***** Given records
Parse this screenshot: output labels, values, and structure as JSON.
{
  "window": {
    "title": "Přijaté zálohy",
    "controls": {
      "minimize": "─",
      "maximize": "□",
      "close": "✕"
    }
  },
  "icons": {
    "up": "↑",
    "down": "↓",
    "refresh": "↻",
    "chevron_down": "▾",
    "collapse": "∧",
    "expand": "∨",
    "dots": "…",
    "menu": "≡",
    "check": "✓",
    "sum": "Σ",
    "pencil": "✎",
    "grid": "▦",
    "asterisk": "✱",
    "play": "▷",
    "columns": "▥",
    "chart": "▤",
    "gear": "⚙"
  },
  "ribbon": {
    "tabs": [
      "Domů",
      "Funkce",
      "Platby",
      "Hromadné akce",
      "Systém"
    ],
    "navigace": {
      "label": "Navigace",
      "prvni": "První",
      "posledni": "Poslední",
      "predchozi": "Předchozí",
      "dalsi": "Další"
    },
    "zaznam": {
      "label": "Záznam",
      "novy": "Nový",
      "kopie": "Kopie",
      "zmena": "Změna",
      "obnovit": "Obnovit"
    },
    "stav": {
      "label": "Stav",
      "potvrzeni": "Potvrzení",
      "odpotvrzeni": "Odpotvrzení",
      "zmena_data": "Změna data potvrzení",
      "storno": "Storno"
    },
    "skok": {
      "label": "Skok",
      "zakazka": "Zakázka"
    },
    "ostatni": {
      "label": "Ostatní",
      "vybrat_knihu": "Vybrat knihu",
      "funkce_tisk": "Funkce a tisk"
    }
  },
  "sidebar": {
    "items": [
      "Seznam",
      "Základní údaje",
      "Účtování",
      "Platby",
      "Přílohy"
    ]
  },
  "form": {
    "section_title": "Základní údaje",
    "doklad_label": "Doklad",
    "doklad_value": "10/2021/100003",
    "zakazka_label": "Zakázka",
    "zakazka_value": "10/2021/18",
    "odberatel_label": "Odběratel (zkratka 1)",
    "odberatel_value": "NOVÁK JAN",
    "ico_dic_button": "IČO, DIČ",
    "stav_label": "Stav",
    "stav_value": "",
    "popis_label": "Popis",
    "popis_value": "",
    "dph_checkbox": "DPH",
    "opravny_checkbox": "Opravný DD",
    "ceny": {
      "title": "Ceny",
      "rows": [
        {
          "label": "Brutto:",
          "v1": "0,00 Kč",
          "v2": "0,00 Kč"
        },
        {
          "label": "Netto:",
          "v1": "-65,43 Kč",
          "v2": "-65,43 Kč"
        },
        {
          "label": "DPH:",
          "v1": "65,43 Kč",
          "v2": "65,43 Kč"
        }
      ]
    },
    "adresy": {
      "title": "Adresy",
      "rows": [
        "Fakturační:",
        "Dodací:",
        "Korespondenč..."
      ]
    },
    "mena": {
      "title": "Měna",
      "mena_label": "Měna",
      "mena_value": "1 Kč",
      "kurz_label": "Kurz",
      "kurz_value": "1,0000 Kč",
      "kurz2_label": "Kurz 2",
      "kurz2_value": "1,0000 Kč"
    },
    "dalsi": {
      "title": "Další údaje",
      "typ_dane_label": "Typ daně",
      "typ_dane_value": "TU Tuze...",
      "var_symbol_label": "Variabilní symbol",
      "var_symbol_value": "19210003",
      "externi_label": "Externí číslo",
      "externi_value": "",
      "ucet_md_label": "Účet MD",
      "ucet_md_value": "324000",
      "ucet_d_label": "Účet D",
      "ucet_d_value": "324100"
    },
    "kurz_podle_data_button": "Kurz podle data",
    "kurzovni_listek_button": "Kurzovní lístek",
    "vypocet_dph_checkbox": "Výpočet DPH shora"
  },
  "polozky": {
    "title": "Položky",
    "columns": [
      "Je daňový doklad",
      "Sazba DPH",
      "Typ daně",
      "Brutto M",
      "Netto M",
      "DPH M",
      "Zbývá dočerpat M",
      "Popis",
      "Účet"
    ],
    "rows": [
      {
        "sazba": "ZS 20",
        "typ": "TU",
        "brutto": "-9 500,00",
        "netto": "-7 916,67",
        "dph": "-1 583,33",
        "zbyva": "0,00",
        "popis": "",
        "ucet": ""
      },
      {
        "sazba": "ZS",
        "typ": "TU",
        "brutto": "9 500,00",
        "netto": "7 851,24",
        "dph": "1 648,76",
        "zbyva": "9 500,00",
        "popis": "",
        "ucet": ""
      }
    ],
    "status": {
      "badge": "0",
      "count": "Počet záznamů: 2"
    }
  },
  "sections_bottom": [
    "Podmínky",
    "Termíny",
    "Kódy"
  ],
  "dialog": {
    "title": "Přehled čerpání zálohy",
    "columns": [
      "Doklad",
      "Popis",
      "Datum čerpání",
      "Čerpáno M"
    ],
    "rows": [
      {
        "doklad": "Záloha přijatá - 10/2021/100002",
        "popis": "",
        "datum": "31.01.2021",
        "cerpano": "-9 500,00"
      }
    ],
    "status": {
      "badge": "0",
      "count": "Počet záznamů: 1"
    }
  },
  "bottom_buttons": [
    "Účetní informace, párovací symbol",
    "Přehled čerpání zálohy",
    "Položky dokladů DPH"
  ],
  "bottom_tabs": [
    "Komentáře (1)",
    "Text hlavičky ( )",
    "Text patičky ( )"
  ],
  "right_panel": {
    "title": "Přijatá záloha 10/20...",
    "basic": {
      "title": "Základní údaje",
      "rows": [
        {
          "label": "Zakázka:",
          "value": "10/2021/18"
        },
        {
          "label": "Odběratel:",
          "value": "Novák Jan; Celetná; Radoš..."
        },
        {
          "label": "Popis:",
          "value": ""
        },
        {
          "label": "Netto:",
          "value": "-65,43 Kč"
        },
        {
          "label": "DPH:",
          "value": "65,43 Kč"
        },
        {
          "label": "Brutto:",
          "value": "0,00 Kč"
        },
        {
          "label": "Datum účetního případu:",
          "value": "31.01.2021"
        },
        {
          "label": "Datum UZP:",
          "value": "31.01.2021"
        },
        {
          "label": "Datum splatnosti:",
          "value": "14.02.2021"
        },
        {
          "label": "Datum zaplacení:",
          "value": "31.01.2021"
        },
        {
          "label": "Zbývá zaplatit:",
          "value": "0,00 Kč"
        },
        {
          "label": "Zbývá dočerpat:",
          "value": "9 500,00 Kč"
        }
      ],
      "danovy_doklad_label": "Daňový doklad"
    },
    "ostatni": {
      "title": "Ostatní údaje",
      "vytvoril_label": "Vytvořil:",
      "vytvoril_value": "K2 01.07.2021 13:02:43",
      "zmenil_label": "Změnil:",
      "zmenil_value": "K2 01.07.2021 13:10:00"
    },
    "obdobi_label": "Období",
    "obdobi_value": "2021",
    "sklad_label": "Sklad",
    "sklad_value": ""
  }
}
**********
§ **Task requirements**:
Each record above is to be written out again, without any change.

§ **Result of the exercise**:
Parse this screenshot: output labels, values, and structure as JSON.
{
  "window": {
    "title": "Přijaté zálohy",
    "controls": {
      "minimize": "─",
      "maximize": "□",
      "close": "✕"
    }
  },
  "icons": {
    "up": "↑",
    "down": "↓",
    "refresh": "↻",
    "chevron_down": "▾",
    "collapse": "∧",
    "expand": "∨",
    "dots": "…",
    "menu": "≡",
    "check": "✓",
    "sum": "Σ",
    "pencil": "✎",
    "grid": "▦",
    "asterisk": "✱",
    "play": "▷",
    "columns": "▥",
    "chart": "▤",
    "gear": "⚙"
  },
  "ribbon": {
    "tabs": [
      "Domů",
      "Funkce",
      "Platby",
      "Hromadné akce",
      "Systém"
    ],
    "navigace": {
      "label": "Navigace",
      "prvni": "První",
      "posledni": "Poslední",
      "predchozi": "Předchozí",
      "dalsi": "Další"
    },
    "zaznam": {
      "label": "Záznam",
      "novy": "Nový",
      "kopie": "Kopie",
      "zmena": "Změna",
      "obnovit": "Obnovit"
    },
    "stav": {
      "label": "Stav",
      "potvrzeni": "Potvrzení",
      "odpotvrzeni": "Odpotvrzení",
      "zmena_data": "Změna data potvrzení",
      "storno": "Storno"
    },
    "skok": {
      "label": "Skok",
      "zakazka": "Zakázka"
    },
    "ostatni": {
      "label": "Ostatní",
      "vybrat_knihu": "Vybrat knihu",
      "funkce_tisk": "Funkce a tisk"
    }
  },
  "sidebar": {
    "items": [
      "Seznam",
      "Základní údaje",
      "Účtování",
      "Platby",
      "Přílohy"
    ]
  },
  "form": {
    "section_title": "Základní údaje",
    "doklad_label": "Doklad",
    "doklad_value": "10/2021/100003",
    "zakazka_label": "Zakázka",
    "zakazka_value": "10/2021/18",
    "odberatel_label": "Odběratel (zkratka 1)",
    "odberatel_value": "NOVÁK JAN",
    "ico_dic_button": "IČO, DIČ",
    "stav_label": "Stav",
    "stav_value": "",
    "popis_label": "Popis",
    "popis_value": "",
    "dph_checkbox": "DPH",
    "opravny_checkbox": "Opravný DD",
    "ceny": {
      "title": "Ceny",
      "rows": [
        {
          "label": "Brutto:",
          "v1": "0,00 Kč",
          "v2": "0,00 Kč"
        },
        {
          "label": "Netto:",
          "v1": "-65,43 Kč",
          "v2": "-65,43 Kč"
        },
        {
          "label": "DPH:",
          "v1": "65,43 Kč",
          "v2": "65,43 Kč"
        }
      ]
    },
    "adresy": {
      "title": "Adresy",
      "rows": [
        "Fakturační:",
        "Dodací:",
        "Korespondenč..."
      ]
    },
    "mena": {
      "title": "Měna",
      "mena_label": "Měna",
      "mena_value": "1 Kč",
      "kurz_label": "Kurz",
      "kurz_value": "1,0000 Kč",
      "kurz2_label": "Kurz 2",
      "kurz2_value": "1,0000 Kč"
    },
    "dalsi": {
      "title": "Další údaje",
      "typ_dane_label": "Typ daně",
      "typ_dane_value": "TU Tuze...",
      "var_symbol_label": "Variabilní symbol",
      "var_symbol_value": "19210003",
      "externi_label": "Externí číslo",
      "externi_value": "",
      "ucet_md_label": "Účet MD",
      "ucet_md_value": "324000",
      "ucet_d_label": "Účet D",
      "ucet_d_value": "324100"
    },
    "kurz_podle_data_button": "Kurz podle data",
    "kurzovni_listek_button": "Kurzovní lístek",
    "vypocet_dph_checkbox": "Výpočet DPH shora"
  },
  "polozky": {
    "title": "Položky",
    "columns": [
      "Je daňový doklad",
      "Sazba DPH",
      "Typ daně",
      "Brutto M",
      "Netto M",
      "DPH M",
      "Zbývá dočerpat M",
      "Popis",
      "Účet"
    ],
    "rows": [
      {
        "sazba": "ZS 20",
        "typ": "TU",
        "brutto": "-9 500,00",
        "netto": "-7 916,67",
        "dph": "-1 583,33",
        "zbyva": "0,00",
        "popis": "",
        "ucet": ""
      },
      {
        "sazba": "ZS",
        "typ": "TU",
        "brutto": "9 500,00",
        "netto": "7 851,24",
        "dph": "1 648,76",
        "zbyva": "9 500,00",
        "popis": "",
        "ucet": ""
      }
    ],
    "status": {
      "badge": "0",
      "count": "Počet záznamů: 2"
    }
  },
  "sections_bottom": [
    "Podmínky",
    "Termíny",
    "Kódy"
  ],
  "dialog": {
    "title": "Přehled čerpání zálohy",
    "columns": [
      "Doklad",
      "Popis",
      "Datum čerpání",
      "Čerpáno M"
    ],
    "rows": [
      {
        "doklad": "Záloha přijatá - 10/2021/100002",
        "popis": "",
        "datum": "31.01.2021",
        "cerpano": "-9 500,00"
      }
    ],
    "status": {
      "badge": "0",
      "count": "Počet záznamů: 1"
    }
  },
  "bottom_buttons": [
    "Účetní informace, párovací symbol",
    "Přehled čerpání zálohy",
    "Položky dokladů DPH"
  ],
  "bottom_tabs": [
    "Komentáře (1)",
    "Text hlavičky ( )",
    "Text patičky ( )"
  ],
  "right_panel": {
    "title": "Přijatá záloha 10/20...",
    "basic": {
      "title": "Základní údaje",
      "rows": [
        {
          "label": "Zakázka:",
          "value": "10/2021/18"
        },
        {
          "label": "Odběratel:",
          "value": "Novák Jan; Celetná; Radoš..."
        },
        {
          "label": "Popis:",
          "value": ""
        },
        {
          "label": "Netto:",
          "value": "-65,43 Kč"
        },
        {
          "label": "DPH:",
          "value": "65,43 Kč"
        },
        {
          "label": "Brutto:",
          "value": "0,00 Kč"
        },
        {
          "label": "Datum účetního případu:",
          "value": "31.01.2021"
        },
        {
          "label": "Datum UZP:",
          "value": "31.01.2021"
        },
        {
          "label": "Datum splatnosti:",
          "value": "14.02.2021"
        },
        {
          "label": "Datum zaplacení:",
          "value": "31.01.2021"
        },
        {
          "label": "Zbývá zaplatit:",
          "value": "0,00 Kč"
        },
        {
          "label": "Zbývá dočerpat:",
          "value": "9 500,00 Kč"
        }
      ],
      "danovy_doklad_label": "Daňový doklad"
    },
    "ostatni": {
      "title": "Ostatní údaje",
      "vytvoril_label": "Vytvořil:",
      "vytvoril_value": "K2 01.07.2021 13:02:43",
      "zmenil_label": "Změnil:",
      "zmenil_value": "K2 01.07.2021 13:10:00"
    },
    "obdobi_label": "Období",
    "obdobi_value": "2021",
    "sklad_label": "Sklad",
    "sklad_value": ""
  }
}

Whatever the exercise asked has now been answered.